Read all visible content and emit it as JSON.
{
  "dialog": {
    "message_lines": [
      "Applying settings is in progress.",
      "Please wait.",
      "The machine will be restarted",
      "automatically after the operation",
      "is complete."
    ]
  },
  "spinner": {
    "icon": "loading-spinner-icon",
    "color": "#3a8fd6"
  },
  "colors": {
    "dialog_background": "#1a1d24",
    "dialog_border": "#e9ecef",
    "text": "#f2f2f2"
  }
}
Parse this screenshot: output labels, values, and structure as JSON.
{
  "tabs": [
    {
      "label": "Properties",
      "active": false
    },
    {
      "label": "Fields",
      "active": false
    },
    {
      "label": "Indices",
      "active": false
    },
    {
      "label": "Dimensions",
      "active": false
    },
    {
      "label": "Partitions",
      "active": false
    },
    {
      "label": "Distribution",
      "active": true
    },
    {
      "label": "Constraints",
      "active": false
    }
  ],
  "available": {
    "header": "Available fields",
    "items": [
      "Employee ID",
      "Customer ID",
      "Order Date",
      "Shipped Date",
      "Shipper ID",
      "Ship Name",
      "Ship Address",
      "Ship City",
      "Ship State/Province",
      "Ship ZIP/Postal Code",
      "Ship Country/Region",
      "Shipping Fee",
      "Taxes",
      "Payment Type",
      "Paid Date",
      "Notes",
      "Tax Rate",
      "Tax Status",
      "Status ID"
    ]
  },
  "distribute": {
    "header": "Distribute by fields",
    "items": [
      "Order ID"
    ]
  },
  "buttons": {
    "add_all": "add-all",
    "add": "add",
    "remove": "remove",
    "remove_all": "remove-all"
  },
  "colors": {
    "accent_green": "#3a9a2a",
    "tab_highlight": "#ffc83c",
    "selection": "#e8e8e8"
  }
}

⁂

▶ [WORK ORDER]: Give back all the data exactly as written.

▶ [SOLVED EXERCISE]:
Read all visible content and emit it as JSON.
{
  "dialog": {
    "message_lines": [
      "Applying settings is in progress.",
      "Please wait.",
      "The machine will be restarted",
      "automatically after the operation",
      "is complete."
    ]
  },
  "spinner": {
    "icon": "loading-spinner-icon",
    "color": "#3a8fd6"
  },
  "colors": {
    "dialog_background": "#1a1d24",
    "dialog_border": "#e9ecef",
    "text": "#f2f2f2"
  }
}
Parse this screenshot: output labels, values, and structure as JSON.
{
  "tabs": [
    {
      "label": "Properties",
      "active": false
    },
    {
      "label": "Fields",
      "active": false
    },
    {
      "label": "Indices",
      "active": false
    },
    {
      "label": "Dimensions",
      "active": false
    },
    {
      "label": "Partitions",
      "active": false
    },
    {
      "label": "Distribution",
      "active": true
    },
    {
      "label": "Constraints",
      "active": false
    }
  ],
  "available": {
    "header": "Available fields",
    "items": [
      "Employee ID",
      "Customer ID",
      "Order Date",
      "Shipped Date",
      "Shipper ID",
      "Ship Name",
      "Ship Address",
      "Ship City",
      "Ship State/Province",
      "Ship ZIP/Postal Code",
      "Ship Country/Region",
      "Shipping Fee",
      "Taxes",
      "Payment Type",
      "Paid Date",
      "Notes",
      "Tax Rate",
      "Tax Status",
      "Status ID"
    ]
  },
  "distribute": {
    "header": "Distribute by fields",
    "items": [
      "Order ID"
    ]
  },
  "buttons": {
    "add_all": "add-all",
    "add": "add",
    "remove": "remove",
    "remove_all": "remove-all"
  },
  "colors": {
    "accent_green": "#3a9a2a",
    "tab_highlight": "#ffc83c",
    "selection": "#e8e8e8"
  }
}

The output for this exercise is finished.